*DIRECTIONS FOR THIS TASK*: Write every line of the material out exactly as shown.

*THE DATA*:
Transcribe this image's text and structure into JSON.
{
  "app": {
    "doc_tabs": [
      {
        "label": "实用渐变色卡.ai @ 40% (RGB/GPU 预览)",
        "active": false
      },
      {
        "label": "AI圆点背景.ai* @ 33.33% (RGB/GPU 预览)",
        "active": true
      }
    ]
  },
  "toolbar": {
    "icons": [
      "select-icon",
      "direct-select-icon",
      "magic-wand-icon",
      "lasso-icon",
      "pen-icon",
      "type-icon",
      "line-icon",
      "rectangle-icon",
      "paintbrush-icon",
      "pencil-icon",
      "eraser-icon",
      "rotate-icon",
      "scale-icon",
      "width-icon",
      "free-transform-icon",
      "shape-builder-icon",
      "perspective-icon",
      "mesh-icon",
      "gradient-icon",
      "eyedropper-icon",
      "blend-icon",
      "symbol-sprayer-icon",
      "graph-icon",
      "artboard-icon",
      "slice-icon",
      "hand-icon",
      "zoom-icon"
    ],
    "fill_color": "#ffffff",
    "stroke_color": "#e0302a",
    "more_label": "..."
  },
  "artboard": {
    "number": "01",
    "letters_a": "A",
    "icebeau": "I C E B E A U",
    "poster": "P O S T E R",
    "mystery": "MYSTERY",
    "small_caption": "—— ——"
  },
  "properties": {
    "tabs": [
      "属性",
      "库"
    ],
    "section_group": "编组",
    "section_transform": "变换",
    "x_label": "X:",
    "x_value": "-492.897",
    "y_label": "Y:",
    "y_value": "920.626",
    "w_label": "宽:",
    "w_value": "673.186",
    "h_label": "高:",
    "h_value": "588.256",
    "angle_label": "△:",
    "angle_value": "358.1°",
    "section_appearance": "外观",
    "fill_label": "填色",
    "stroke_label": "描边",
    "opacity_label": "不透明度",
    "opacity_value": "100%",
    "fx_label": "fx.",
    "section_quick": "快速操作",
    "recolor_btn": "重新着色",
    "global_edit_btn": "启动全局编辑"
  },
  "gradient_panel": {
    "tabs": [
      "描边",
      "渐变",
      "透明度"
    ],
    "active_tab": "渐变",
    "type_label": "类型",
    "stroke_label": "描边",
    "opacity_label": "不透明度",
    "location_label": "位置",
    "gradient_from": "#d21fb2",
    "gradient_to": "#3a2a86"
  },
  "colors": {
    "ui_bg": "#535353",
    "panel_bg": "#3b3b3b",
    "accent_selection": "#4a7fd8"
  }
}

*TASK RESPONSE*:
Transcribe this image's text and structure into JSON.
{
  "app": {
    "doc_tabs": [
      {
        "label": "实用渐变色卡.ai @ 40% (RGB/GPU 预览)",
        "active": false
      },
      {
        "label": "AI圆点背景.ai* @ 33.33% (RGB/GPU 预览)",
        "active": true
      }
    ]
  },
  "toolbar": {
    "icons": [
      "select-icon",
      "direct-select-icon",
      "magic-wand-icon",
      "lasso-icon",
      "pen-icon",
      "type-icon",
      "line-icon",
      "rectangle-icon",
      "paintbrush-icon",
      "pencil-icon",
      "eraser-icon",
      "rotate-icon",
      "scale-icon",
      "width-icon",
      "free-transform-icon",
      "shape-builder-icon",
      "perspective-icon",
      "mesh-icon",
      "gradient-icon",
      "eyedropper-icon",
      "blend-icon",
      "symbol-sprayer-icon",
      "graph-icon",
      "artboard-icon",
      "slice-icon",
      "hand-icon",
      "zoom-icon"
    ],
    "fill_color": "#ffffff",
    "stroke_color": "#e0302a",
    "more_label": "..."
  },
  "artboard": {
    "number": "01",
    "letters_a": "A",
    "icebeau": "I C E B E A U",
    "poster": "P O S T E R",
    "mystery": "MYSTERY",
    "small_caption": "—— ——"
  },
  "properties": {
    "tabs": [
      "属性",
      "库"
    ],
    "section_group": "编组",
    "section_transform": "变换",
    "x_label": "X:",
    "x_value": "-492.897",
    "y_label": "Y:",
    "y_value": "920.626",
    "w_label": "宽:",
    "w_value": "673.186",
    "h_label": "高:",
    "h_value": "588.256",
    "angle_label": "△:",
    "angle_value": "358.1°",
    "section_appearance": "外观",
    "fill_label": "填色",
    "stroke_label": "描边",
    "opacity_label": "不透明度",
    "opacity_value": "100%",
    "fx_label": "fx.",
    "section_quick": "快速操作",
    "recolor_btn": "重新着色",
    "global_edit_btn": "启动全局编辑"
  },
  "gradient_panel": {
    "tabs": [
      "描边",
      "渐变",
      "透明度"
    ],
    "active_tab": "渐变",
    "type_label": "类型",
    "stroke_label": "描边",
    "opacity_label": "不透明度",
    "location_label": "位置",
    "gradient_from": "#d21fb2",
    "gradient_to": "#3a2a86"
  },
  "colors": {
    "ui_bg": "#535353",
    "panel_bg": "#3b3b3b",
    "accent_selection": "#4a7fd8"
  }
}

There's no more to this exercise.